Data about app and page elements:
------

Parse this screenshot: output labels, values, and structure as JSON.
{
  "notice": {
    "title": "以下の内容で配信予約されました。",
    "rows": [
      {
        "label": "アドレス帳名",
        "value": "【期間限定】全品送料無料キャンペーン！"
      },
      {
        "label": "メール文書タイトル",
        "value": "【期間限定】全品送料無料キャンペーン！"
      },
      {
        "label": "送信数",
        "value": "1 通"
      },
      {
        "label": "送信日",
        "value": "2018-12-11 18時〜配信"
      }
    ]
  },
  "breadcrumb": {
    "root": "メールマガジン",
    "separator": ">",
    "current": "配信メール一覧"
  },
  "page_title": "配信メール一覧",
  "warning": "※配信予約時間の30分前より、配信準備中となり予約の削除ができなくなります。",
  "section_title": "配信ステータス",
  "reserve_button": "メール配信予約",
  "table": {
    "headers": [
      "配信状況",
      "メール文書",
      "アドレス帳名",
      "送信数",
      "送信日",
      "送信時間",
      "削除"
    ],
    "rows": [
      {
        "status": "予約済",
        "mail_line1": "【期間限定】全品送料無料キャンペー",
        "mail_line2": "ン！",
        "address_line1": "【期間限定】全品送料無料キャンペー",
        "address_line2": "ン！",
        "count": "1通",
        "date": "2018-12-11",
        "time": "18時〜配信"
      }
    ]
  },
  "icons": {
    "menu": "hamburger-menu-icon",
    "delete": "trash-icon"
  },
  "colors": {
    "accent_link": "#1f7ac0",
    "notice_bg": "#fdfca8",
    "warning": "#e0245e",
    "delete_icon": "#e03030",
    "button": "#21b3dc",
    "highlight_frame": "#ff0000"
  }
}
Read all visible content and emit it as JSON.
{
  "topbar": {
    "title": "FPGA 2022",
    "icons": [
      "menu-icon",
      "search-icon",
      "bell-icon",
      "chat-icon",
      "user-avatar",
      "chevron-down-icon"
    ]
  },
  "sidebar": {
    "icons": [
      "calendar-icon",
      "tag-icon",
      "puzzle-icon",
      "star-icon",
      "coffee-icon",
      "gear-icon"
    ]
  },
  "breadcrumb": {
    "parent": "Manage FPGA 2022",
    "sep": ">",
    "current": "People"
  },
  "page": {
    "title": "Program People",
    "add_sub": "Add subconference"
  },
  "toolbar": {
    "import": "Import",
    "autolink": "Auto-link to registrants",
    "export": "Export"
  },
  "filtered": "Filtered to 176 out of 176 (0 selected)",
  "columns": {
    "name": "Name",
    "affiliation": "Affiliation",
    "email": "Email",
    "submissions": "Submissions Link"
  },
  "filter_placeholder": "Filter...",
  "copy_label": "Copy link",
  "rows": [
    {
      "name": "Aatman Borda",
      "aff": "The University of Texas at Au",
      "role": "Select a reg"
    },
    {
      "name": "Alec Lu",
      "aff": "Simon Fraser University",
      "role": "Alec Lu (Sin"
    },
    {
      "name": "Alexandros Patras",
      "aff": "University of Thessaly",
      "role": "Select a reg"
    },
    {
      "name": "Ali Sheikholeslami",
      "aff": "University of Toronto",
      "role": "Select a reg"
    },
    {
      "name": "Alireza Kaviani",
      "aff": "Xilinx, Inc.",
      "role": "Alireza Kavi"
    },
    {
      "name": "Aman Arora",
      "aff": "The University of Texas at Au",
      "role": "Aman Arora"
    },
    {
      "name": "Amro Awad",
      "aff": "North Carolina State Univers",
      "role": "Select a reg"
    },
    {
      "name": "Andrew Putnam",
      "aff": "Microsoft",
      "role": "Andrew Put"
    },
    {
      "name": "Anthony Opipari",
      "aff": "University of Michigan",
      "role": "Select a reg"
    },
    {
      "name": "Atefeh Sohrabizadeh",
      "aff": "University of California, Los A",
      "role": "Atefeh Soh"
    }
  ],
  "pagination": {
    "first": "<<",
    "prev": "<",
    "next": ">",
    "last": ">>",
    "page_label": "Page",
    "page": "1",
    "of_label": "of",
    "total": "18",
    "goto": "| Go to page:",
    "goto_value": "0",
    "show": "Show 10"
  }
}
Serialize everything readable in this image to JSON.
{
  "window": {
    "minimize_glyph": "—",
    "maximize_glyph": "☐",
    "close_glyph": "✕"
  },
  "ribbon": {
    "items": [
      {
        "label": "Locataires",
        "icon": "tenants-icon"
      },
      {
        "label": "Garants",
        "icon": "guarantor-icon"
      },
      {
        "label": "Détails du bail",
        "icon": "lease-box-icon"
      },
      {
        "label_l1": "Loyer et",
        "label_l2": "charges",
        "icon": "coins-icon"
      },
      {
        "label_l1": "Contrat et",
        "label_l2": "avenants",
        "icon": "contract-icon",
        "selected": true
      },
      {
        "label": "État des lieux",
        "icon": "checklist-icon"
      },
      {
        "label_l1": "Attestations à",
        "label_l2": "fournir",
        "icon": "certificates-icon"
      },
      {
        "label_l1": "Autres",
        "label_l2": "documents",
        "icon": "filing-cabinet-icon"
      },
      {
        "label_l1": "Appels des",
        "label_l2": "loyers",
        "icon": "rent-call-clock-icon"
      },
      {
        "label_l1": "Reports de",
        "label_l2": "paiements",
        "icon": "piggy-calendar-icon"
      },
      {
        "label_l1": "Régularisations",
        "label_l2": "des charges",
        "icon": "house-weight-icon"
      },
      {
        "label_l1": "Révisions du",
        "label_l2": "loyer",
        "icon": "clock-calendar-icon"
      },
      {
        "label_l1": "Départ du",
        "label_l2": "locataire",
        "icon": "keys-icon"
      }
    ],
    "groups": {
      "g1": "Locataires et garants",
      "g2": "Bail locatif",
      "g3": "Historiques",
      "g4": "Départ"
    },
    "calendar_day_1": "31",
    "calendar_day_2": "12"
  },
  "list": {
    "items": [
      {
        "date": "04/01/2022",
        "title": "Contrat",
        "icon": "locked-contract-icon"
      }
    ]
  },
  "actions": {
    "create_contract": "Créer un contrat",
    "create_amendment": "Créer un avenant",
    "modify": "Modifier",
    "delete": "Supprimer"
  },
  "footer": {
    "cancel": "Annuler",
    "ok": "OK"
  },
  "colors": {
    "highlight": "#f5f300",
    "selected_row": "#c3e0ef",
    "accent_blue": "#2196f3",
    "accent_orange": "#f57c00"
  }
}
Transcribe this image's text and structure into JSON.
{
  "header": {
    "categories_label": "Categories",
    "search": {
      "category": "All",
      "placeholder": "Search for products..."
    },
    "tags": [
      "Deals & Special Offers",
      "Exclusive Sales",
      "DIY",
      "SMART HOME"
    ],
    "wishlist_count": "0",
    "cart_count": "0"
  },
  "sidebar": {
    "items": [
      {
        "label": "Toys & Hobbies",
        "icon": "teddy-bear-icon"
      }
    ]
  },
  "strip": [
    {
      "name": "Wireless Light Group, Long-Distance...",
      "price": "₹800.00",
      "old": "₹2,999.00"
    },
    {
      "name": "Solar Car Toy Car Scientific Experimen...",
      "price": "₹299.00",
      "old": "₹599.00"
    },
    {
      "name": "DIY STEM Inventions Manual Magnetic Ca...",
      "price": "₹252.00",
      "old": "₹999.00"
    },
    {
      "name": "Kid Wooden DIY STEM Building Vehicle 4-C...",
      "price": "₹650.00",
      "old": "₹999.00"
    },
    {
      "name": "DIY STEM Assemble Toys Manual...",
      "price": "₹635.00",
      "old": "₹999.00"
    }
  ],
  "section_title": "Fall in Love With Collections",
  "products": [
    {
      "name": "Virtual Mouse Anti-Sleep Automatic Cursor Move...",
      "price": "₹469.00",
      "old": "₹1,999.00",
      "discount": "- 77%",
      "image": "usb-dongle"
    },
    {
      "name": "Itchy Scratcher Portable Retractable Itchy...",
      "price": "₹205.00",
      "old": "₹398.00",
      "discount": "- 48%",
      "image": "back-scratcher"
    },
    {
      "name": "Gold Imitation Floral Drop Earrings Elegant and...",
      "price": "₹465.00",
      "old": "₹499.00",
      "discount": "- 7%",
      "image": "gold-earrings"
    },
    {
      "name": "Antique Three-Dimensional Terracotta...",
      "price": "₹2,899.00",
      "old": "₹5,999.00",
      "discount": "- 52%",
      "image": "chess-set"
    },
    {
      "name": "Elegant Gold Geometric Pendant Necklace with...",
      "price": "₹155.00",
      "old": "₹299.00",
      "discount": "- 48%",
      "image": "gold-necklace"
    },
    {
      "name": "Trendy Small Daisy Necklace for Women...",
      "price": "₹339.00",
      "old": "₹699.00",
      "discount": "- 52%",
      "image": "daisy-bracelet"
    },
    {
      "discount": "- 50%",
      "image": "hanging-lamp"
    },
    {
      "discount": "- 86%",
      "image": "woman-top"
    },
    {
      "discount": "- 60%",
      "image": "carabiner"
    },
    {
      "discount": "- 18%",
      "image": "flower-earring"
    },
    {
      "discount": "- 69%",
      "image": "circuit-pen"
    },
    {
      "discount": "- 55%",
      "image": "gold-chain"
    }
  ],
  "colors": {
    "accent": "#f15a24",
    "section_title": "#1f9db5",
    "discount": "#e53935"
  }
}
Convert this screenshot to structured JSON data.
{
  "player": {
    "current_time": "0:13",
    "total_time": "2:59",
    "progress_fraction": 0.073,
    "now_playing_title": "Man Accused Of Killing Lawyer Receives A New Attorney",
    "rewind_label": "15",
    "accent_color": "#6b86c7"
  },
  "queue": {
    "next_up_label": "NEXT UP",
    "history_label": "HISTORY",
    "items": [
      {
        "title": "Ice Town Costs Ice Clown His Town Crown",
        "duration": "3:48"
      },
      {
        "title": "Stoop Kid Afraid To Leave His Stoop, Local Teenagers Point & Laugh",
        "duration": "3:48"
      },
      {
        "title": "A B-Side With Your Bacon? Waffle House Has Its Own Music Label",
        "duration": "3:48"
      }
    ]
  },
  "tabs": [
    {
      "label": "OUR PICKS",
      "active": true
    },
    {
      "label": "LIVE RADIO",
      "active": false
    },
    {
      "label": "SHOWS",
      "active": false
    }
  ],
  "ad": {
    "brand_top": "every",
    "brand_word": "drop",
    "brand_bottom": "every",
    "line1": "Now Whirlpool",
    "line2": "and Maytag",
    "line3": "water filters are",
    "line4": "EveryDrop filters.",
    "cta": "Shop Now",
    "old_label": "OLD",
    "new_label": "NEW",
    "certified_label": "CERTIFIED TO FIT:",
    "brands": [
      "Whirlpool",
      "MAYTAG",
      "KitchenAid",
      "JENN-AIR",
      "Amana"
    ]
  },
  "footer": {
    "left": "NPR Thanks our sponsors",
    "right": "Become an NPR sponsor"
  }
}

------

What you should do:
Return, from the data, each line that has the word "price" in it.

Result for this exercise:
      "price": "₹800.00",
      "price": "₹299.00",
      "price": "₹252.00",
      "price": "₹650.00",
      "price": "₹635.00",
      "price": "₹469.00",
      "price": "₹205.00",
      "price": "₹465.00",
      "price": "₹2,899.00",
      "price": "₹155.00",
      "price": "₹339.00",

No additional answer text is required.